Hi guys, I hope you’re all well, and happy first day of the month! Today’s blog is going to focus on mental health, and some of the ways you can look after your wellbeing while at Warwick. As always, feel free to comment any questions or whatever else you want to share down below! x
Before coming to Warwick, a heavy workload in my degree was something that I not only expected, but was also motivated by. One of the reasons I chose PPE at Warwick was because both the university and the degree were known to be challenging, and I wanted to be in an academic environment where I knew I would be challenged. Warwick and PPE have definitely met these expectations, and although I’ve really enjoyed a lot of my degree, there have also been times when academic stress and pressure have made it anything but enjoyable.
Two of the ways that I’ve looked after my wellbeing during my degree is by voicing my struggles and worries to friends, and letting staff members know when I’ve felt like the pressure was getting too much. Talking to other students when I’ve been going through academic stress has been really useful for me because not only do they understand exactly what I’m going through, but sometimes they’ve been through or are going through the exact same thing themselves, so they can offer advice and support. Talking to staff and asking for help when the academic pressure has felt intense has also been really useful. For example, at the end of last term, I had four deadlines in the space of a week that I wanted to submit to a high standard, but work and society exec responsibilities were eating up a lot of my time, and my lack of sleep in order to juggle everything was making me ill. I decided that, rather than damage my mental and physical health, I would email the seminar tutor for one of the modules I had an essay due in, explain my situation to her and ask for a deadline extension of a few days. I definitely made the right decision because not only was she understanding and supportive, but the deadline extension she gave me was a week longer than I requested, and because of this I was able to submit all of my work to the standard I wanted without putting too much strain on my body or mind.
Doing a degree can be tough, and my three tips for looking after your mental health and wellbeing at Warwick are:

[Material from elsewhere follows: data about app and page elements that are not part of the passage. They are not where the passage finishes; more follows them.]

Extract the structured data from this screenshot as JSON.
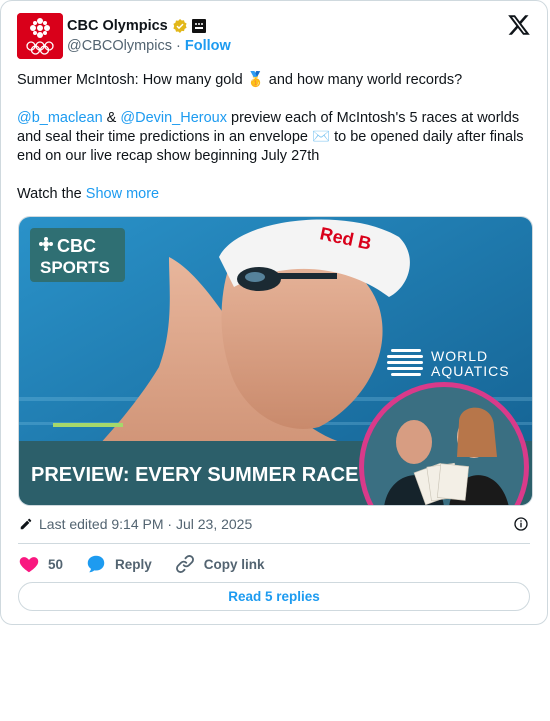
{
  "author": {
    "name": "CBC Olympics",
    "handle": "@CBCOlympics",
    "separator": "·",
    "follow_label": "Follow"
  },
  "tweet": {
    "line1_text": "Summer McIntosh: How many gold ",
    "line1_emoji": "🥇",
    "line1_tail": " and how many world records?",
    "mention1": "@b_maclean",
    "amp": " & ",
    "mention2": "@Devin_Heroux",
    "para2_text": " preview each of McIntosh's 5 races at worlds and seal their time predictions in an envelope ",
    "para2_emoji": "✉️",
    "para2_tail": " to be opened daily after finals end on our live recap show beginning July 27th",
    "watch_text": "Watch the ",
    "show_more_label": "Show more"
  },
  "media": {
    "cbc_line1": "CBC",
    "cbc_line2": "SPORTS",
    "swim_cap_text": "Red B",
    "wa_line1": "WORLD",
    "wa_line2": "AQUATICS",
    "preview_title": "PREVIEW: EVERY SUMMER RACE",
    "colors": {
      "pool": "#1e7fb6",
      "banner": "#2c5f6a",
      "accent": "#a6d86b",
      "magenta": "#d93a8a"
    }
  },
  "meta": {
    "edited_text": "Last edited 9:14 PM · Jul 23, 2025"
  },
  "actions": {
    "like_count": "50",
    "reply_label": "Reply",
    "copy_label": "Copy link",
    "read_replies_label": "Read 5 replies"
  },
  "colors": {
    "link": "#1d9bf0",
    "like": "#f91880",
    "cbc_red": "#d9001a"
  }
}
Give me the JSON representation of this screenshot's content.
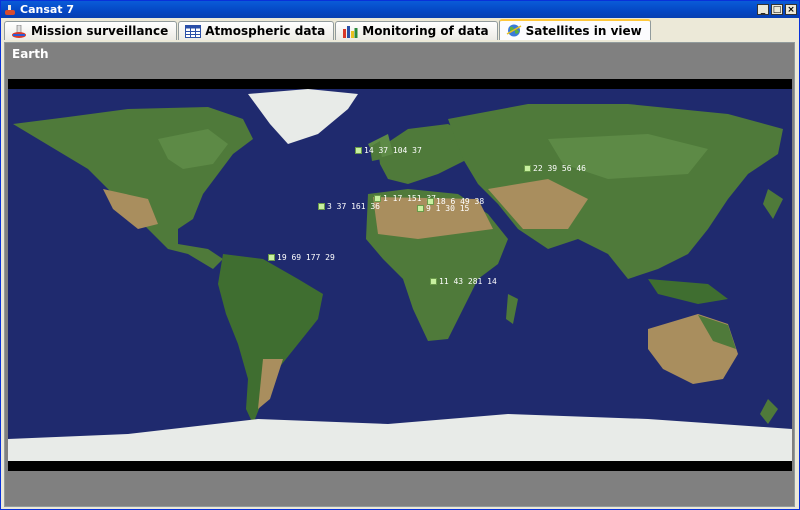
{
  "window": {
    "title": "Cansat 7",
    "controls": [
      "_",
      "□",
      "×"
    ]
  },
  "tabs": [
    {
      "label": "Mission surveillance",
      "icon": "rocket-icon",
      "active": false
    },
    {
      "label": "Atmospheric data",
      "icon": "table-icon",
      "active": false
    },
    {
      "label": "Monitoring of data",
      "icon": "bar-chart-icon",
      "active": false
    },
    {
      "label": "Satellites in view",
      "icon": "globe-icon",
      "active": true
    }
  ],
  "panel": {
    "title": "Earth"
  },
  "satellites": [
    {
      "label": "14 37 104 37"
    },
    {
      "label": "22 39 56 46"
    },
    {
      "label": "1 17 151 37"
    },
    {
      "label": "18 6 49 38"
    },
    {
      "label": "3 37 161 36"
    },
    {
      "label": "9 1 30 15"
    },
    {
      "label": "19 69 177 29"
    },
    {
      "label": "11 43 281 14"
    }
  ],
  "colors": {
    "ocean": "#1f2a6e",
    "land": "#4f7a3a",
    "ice": "#e8ebe8",
    "desert": "#a98e5e",
    "marker": "#c8f0a0"
  }
}
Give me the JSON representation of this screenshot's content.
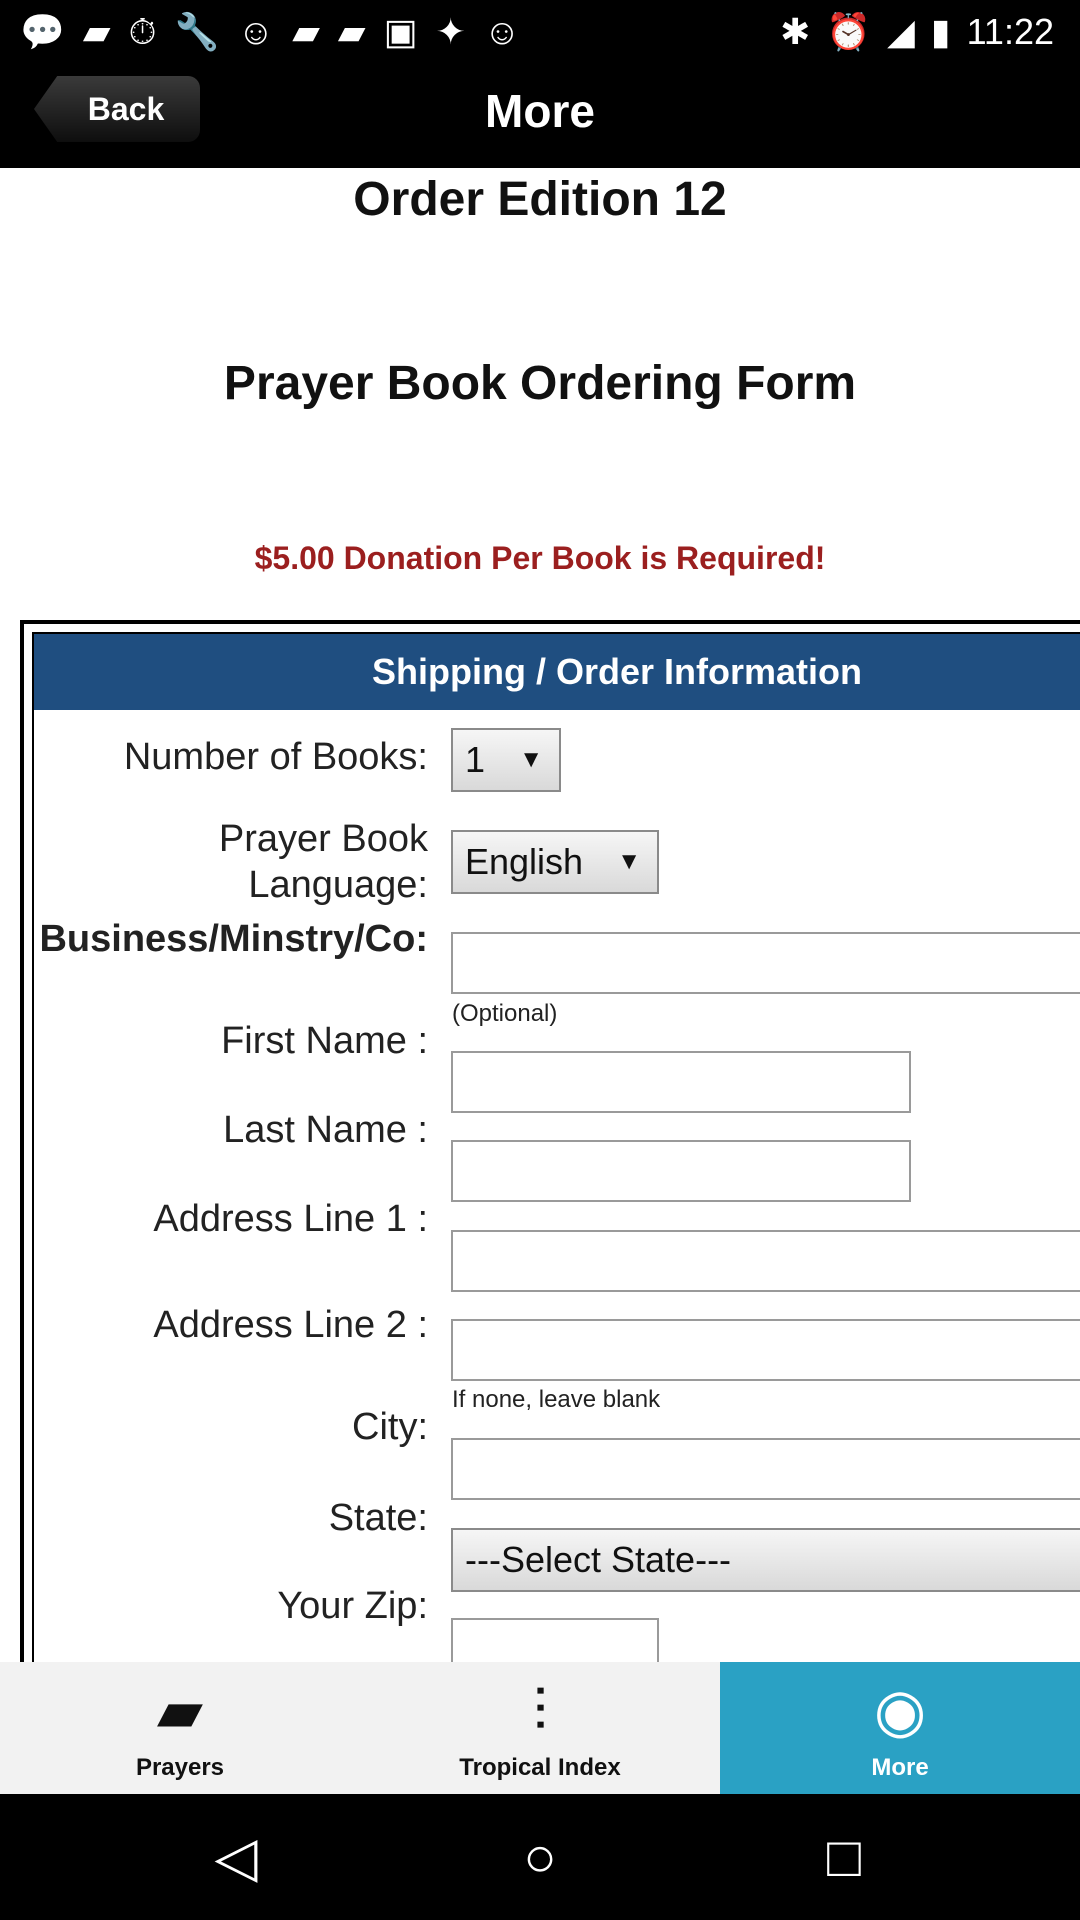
{
  "status_bar": {
    "left_icons": [
      "messages-icon",
      "flipboard-icon",
      "timer-icon",
      "wrench-icon",
      "smiley-icon",
      "flipboard-icon",
      "flipboard-icon",
      "qt-icon",
      "app-icon",
      "smiley-icon"
    ],
    "right_icons": [
      "bluetooth-icon",
      "alarm-icon",
      "signal-icon",
      "battery-icon"
    ],
    "time": "11:22"
  },
  "header": {
    "back_label": "Back",
    "title": "More"
  },
  "content": {
    "edition_title": "Order Edition 12",
    "form_title": "Prayer Book Ordering Form",
    "donation_notice": "$5.00 Donation Per Book is Required!",
    "section_title": "Shipping / Order Information",
    "fields": {
      "books_label": "Number of Books:",
      "books_value": "1",
      "language_label_1": "Prayer Book",
      "language_label_2": "Language:",
      "language_value": "English",
      "business_label": "Business/Minstry/Co:",
      "business_hint": "(Optional)",
      "first_name_label": "First Name :",
      "last_name_label": "Last Name :",
      "address1_label": "Address Line 1 :",
      "address2_label": "Address Line 2 :",
      "address2_hint": "If none, leave blank",
      "city_label": "City:",
      "state_label": "State:",
      "state_value": "---Select State---",
      "zip_label": "Your Zip:"
    }
  },
  "tabs": [
    {
      "label": "Prayers",
      "icon": "book-icon",
      "active": false
    },
    {
      "label": "Tropical Index",
      "icon": "sliders-icon",
      "active": false
    },
    {
      "label": "More",
      "icon": "more-dots-icon",
      "active": true
    }
  ],
  "nav": {
    "back": "back-icon",
    "home": "home-icon",
    "recents": "recents-icon"
  },
  "colors": {
    "section_bar": "#1f4e80",
    "donation_text": "#9b1f1f",
    "active_tab": "#2aa1c4"
  }
}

1. Ask for help and advice when you need it. I think that one of the reasons that I’ve found staff members to be so supportive when I reach out to them is because Warwick as a university cares a lot about the mental wellbeing of its students. For example, the SU campaigns regularly about mental health in order to destigmatise it and raise awareness of what help is available; there is a free counselling service offered by the university for students; the medical centre on campus has a mental-health-specialised doctor for anyone registered with the centre to book an appointment with if they are worried about their mental health; and Warwick Nightline is a student-run, confidential, and non-judgmental peer-to-peer support listening service open every night of term where trained volunteers listen (via call, text, email, or face-to-face) to anything students wish to discuss. All of these facilities are available to you, so use them if you need to!
2. Don’t try to do everything to an amazing standard; determine what your priorities are (e.g. essay deadlines and exams), and decide which of your non-essential duties you can afford let go off while you look after yourself – e.g. when I’m working on my essays, I make sure I get enough hours of sleep by cutting down on how many seminar readings I do.
3. Remember that it’s okay not to be okay; everyone has mental health, and sometimes it’s great but sometimes it’s not.
I hope this post has been useful, and please remember that your mental health and wellbeing are definitely more important than your degree, so you should never jeopardise the former for the sake of the latter!